Off-campus WMU users: To download campus access articles, please use the following link to log in with your WMU ID and password: log in to proxy server

Document Type

Article Restricted

Publication Date

3-2016

Journal Title

Marine Pollution Bulletin

Volume Number

104

Issue Number

1-2

First Page

257

Last Page

261

Abstract
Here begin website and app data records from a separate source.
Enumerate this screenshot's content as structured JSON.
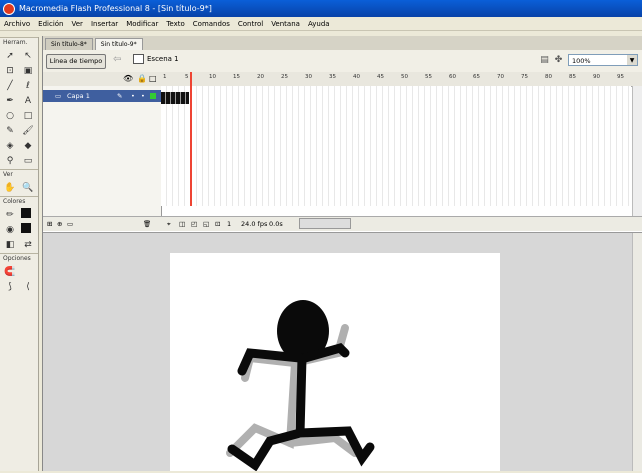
{
  "window": {
    "title": "Macromedia Flash Professional 8 - [Sin título-9*]"
  },
  "menu": [
    "Archivo",
    "Edición",
    "Ver",
    "Insertar",
    "Modificar",
    "Texto",
    "Comandos",
    "Control",
    "Ventana",
    "Ayuda"
  ],
  "tools": {
    "sections": {
      "tools": "Herram.",
      "view": "Ver",
      "colors": "Colores",
      "options": "Opciones"
    }
  },
  "doc": {
    "tabs": [
      "Sin título-8*",
      "Sin título-9*"
    ],
    "timeline_button": "Línea de tiempo",
    "scene": "Escena 1",
    "zoom": "100%"
  },
  "timeline": {
    "layer": "Capa 1",
    "ruler": [
      "1",
      "5",
      "10",
      "15",
      "20",
      "25",
      "30",
      "35",
      "40",
      "45",
      "50",
      "55",
      "60",
      "65",
      "70",
      "75",
      "80",
      "85",
      "90",
      "95"
    ],
    "current_frame": "1",
    "fps": "24.0 fps",
    "time": "0.0s"
  },
  "colors": {
    "accent": "#0842a8",
    "layer_selected": "#3f5f9f",
    "playhead": "#ee4433"
  }
}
This research investigates the media coverage during the C/V Rena grounding in New Zealand (NZ), in 2011, to analyze if information reported in printed media is important for the final perception of the overall oil spill response. We took all articles available from NZ's largest circulated newspaper and the regional newspaper closest to the incident and analyzed the themes within each article; the article's tone (positive, neutral or negative); the time of the report relative to incident events and any differences between the regional and national papers. This analysis indicates that oil spills are reported and perceived as inherently negative incidents. However, along with coordinating an effective spill response, fast, factual and frequent media releases and increased effect in media liaison in areas of response with high public intrinsic value such as oiled wildlife response can significantly influence tone of media coverage and likely overall public perception.

Share

COinS